    Continued congrats!

  2. What wonderful stories. Thanks for sharing them. I love the covers on both of these, and it appears substantial thought went into them.

    Cynthia, I feel you’re right about Michelle’s decisions on blogging and vlogging. Finding unique ways to promote your book sticks with people.

    One thing I believe is very important is knowing your audience. I’m working on how to do that. I’m around kids a lot and read a variety of children’s books. I’ve also spent some time at the library trying to find books comparable to mine. I don’t know if that’s enough, but it’s a start.

    Thanks for another great post, Michelle.

  3. Larry Carney says:

    Thanks for sharing your writing experiences. It’s good to hear there are publishers like Bethany Hose who still help writers sell their books 🙂

    What makes me want to buy a book? Interesting cover, nice title, and the first page in the book. If I’m reading a book in the store and find that after the first page I’m still engaged, I’ll flip to a random chapter and start reading: if the writing is good enough that I’m still enjoying the act of reading without fully knowing the plot, then I’ll buy the book.

  4. I’ve never been on the NYTimes list, but I have had titles on the CBA list, and it always amazes me. Truly. Why? Because I work just as hard on every single book, and I’ve been blessed to have publishers who I feel have done stellar marketing. IMHO, there is also a factor in what hits “the list” that writers can’t write to and that publishers can’t achieve with marketing. It is that “something” that resonates with a reading audience because of where they are in their lives, what is going on in the world at large, and the message of the book. Sometimes those things just “fit” in a way that makes a book fill a niche. I say that writers can write to it because by the time a writer would plan and sell a book and get it scheduled … the “niche” might be something else. So I suppose I would call it the “God-factor” in writing. This isn’t to say that we don’t try to think ahead. But there is also a “spark” that just sometimes happens. A serendipity that the Lord causes … because … He does.

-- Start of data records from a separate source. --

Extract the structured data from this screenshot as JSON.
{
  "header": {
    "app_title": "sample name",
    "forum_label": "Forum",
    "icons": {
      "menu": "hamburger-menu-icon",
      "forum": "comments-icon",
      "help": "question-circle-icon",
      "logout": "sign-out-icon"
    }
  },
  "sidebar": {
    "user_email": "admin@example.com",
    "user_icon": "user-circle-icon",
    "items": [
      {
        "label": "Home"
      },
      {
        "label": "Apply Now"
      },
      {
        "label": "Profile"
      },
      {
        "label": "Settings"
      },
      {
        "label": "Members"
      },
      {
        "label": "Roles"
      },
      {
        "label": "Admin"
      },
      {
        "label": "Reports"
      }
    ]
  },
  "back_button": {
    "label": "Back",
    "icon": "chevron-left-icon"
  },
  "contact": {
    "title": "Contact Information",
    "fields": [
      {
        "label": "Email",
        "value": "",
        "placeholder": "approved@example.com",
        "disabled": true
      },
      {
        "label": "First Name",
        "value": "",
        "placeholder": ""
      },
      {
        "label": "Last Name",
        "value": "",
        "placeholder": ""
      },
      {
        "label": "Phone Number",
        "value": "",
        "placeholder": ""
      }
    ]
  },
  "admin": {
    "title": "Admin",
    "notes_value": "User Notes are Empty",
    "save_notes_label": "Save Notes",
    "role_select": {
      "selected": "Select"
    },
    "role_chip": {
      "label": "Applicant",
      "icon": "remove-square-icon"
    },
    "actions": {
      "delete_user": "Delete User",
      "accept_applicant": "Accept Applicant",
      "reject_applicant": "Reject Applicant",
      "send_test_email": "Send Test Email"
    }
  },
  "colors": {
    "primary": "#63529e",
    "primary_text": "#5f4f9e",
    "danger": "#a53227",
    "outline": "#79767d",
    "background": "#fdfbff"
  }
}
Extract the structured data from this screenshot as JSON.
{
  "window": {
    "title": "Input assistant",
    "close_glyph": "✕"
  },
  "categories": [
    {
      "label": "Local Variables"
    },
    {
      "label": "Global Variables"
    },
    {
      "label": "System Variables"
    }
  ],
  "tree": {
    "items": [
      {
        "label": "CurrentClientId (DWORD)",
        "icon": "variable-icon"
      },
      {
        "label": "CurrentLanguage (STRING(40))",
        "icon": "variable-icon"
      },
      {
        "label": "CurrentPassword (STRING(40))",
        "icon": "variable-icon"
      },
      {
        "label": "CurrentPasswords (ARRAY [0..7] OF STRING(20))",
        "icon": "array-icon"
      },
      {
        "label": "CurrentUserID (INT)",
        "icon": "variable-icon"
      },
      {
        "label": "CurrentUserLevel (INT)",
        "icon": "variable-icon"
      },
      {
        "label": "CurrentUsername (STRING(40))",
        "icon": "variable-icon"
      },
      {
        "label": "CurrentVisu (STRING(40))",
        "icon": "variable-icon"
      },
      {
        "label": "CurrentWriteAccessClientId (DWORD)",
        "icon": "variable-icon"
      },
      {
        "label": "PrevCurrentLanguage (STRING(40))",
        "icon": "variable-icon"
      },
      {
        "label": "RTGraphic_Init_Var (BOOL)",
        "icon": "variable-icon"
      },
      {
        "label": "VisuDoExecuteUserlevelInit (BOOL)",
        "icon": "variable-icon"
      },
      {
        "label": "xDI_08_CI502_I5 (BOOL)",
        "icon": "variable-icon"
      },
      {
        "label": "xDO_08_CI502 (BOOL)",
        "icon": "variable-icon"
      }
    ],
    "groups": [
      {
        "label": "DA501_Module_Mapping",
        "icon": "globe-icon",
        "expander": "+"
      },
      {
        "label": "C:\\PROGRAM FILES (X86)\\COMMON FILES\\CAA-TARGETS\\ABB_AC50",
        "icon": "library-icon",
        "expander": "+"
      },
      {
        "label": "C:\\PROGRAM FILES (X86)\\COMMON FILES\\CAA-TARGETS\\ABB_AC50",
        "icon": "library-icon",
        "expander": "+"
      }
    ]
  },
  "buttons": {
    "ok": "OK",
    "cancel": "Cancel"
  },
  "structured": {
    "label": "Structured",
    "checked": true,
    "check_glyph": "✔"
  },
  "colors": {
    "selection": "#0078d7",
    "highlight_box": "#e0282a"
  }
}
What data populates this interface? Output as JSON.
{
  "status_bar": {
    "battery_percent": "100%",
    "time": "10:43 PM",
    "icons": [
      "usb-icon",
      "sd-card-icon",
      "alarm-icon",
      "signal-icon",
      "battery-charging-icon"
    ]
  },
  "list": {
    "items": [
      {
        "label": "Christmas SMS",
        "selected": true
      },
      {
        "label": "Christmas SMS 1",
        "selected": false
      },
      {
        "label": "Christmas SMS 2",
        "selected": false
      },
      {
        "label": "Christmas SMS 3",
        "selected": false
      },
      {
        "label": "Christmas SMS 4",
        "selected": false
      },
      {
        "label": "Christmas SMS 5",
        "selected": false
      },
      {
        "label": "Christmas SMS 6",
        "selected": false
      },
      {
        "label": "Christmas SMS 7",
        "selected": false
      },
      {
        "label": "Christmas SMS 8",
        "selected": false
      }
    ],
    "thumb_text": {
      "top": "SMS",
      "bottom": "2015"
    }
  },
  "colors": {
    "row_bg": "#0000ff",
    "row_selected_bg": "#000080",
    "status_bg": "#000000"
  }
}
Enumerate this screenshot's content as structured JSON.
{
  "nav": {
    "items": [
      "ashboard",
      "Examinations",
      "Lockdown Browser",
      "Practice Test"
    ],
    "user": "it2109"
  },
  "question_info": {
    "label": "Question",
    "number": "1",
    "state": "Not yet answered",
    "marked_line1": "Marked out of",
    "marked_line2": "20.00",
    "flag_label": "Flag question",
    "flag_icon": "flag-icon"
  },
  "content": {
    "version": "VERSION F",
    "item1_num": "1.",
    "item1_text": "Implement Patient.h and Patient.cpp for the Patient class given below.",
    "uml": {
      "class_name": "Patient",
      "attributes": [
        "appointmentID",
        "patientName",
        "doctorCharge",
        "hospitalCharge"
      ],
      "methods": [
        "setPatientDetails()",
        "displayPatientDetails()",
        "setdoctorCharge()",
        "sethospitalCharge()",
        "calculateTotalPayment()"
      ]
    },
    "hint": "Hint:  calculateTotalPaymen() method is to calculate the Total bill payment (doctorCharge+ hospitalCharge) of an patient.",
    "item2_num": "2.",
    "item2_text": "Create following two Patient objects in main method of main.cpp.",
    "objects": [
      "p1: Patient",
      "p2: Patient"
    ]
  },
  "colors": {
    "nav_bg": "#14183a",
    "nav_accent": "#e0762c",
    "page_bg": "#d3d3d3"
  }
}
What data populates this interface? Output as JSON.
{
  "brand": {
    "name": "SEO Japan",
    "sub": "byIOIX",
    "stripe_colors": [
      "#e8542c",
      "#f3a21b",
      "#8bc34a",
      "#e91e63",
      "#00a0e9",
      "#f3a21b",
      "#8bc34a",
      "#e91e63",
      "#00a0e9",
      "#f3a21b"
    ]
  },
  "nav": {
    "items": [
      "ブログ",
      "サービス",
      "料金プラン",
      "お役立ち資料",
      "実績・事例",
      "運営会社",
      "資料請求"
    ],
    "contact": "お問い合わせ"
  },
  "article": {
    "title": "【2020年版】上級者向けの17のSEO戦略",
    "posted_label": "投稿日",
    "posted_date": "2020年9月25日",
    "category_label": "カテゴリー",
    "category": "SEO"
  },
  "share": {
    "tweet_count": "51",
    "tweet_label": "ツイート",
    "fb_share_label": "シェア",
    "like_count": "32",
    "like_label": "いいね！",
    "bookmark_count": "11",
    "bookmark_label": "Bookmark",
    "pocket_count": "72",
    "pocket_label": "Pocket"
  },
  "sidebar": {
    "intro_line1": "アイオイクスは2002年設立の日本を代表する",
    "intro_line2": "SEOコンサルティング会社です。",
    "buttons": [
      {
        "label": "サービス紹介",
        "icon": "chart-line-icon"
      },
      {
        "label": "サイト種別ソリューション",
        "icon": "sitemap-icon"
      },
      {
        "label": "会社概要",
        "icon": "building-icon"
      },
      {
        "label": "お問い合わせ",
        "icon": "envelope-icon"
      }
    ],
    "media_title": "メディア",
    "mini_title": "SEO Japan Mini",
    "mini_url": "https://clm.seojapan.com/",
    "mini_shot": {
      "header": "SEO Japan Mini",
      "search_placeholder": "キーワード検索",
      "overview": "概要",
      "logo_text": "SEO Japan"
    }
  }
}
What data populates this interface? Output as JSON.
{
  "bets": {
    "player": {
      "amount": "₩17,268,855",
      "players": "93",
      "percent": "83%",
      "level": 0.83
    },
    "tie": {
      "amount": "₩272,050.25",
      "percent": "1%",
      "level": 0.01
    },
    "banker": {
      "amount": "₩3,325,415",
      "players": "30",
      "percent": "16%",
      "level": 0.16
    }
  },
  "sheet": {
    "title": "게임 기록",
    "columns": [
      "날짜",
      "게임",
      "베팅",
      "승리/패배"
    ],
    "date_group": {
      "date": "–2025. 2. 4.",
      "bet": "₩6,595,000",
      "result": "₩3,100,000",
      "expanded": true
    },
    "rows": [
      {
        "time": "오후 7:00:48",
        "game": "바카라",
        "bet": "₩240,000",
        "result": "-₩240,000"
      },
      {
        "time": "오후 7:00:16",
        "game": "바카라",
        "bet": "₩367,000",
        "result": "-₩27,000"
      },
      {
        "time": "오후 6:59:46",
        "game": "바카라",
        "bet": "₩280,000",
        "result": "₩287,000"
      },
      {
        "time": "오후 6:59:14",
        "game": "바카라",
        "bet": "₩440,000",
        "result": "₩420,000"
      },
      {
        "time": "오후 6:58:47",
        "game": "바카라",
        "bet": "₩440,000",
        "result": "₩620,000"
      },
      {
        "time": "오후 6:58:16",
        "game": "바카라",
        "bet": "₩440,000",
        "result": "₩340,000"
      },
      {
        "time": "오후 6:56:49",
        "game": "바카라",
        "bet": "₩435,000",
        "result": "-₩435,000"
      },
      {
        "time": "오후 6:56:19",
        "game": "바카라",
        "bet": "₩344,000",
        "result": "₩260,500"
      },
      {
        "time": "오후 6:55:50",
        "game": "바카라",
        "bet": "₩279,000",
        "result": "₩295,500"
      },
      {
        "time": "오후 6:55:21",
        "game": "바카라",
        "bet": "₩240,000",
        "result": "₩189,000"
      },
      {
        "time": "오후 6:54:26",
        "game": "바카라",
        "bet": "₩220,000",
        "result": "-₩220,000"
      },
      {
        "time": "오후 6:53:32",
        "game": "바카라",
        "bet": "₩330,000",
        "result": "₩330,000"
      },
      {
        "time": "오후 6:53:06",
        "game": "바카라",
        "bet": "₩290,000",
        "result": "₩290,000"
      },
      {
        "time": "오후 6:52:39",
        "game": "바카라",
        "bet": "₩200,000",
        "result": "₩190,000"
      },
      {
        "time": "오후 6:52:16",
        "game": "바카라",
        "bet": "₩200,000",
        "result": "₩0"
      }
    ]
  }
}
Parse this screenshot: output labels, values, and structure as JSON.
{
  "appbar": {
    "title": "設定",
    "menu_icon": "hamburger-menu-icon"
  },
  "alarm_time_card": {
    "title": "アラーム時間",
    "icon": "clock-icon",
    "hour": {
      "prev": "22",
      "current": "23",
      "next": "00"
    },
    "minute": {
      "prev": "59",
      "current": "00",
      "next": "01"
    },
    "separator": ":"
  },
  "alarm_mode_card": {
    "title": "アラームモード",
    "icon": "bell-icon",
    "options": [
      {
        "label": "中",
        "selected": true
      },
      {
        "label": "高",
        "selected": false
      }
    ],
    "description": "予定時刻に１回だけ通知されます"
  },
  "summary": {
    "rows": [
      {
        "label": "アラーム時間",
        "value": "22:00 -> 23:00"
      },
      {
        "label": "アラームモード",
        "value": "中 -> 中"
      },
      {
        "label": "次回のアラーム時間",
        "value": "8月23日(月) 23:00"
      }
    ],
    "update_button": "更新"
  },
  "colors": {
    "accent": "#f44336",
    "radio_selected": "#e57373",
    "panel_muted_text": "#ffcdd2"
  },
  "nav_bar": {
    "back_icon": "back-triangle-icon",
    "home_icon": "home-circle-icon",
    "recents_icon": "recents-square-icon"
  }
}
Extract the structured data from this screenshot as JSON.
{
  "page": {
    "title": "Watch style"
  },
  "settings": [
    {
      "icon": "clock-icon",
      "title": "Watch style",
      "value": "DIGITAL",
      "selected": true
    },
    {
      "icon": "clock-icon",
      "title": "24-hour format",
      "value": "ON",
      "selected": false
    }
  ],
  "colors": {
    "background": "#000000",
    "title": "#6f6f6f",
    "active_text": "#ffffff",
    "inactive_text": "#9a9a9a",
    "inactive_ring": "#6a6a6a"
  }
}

  5. Jill Kemerer says:

    It’s wonderful to walk into a Christian book store and find fantastic books to share with our kids. The Sweetest Story Bible is something I would have picked up when my kids were younger.

    I think word-of-mouth helps a lot to sell books. I’ve read several books friends have recommended, and I wouldn’t have known to look for them otherwise.

    Congrats to both writers!

  6. Michelle Ule says:

    You’re ahead of me, Stephanie. I address those topics on Thursday and Friday, though not the God-factor which we have no idea how to count except as a blessing.

    I agree with Cheryl, one reason to pay attention to best selling lists is to better understand the audience and try to draw conclusions about felt-needs from what is purchased.

    You can’t just be a writer, you have to be a student of many different things–marketing, selling, history, joy. Which is why writing is not a typical day job.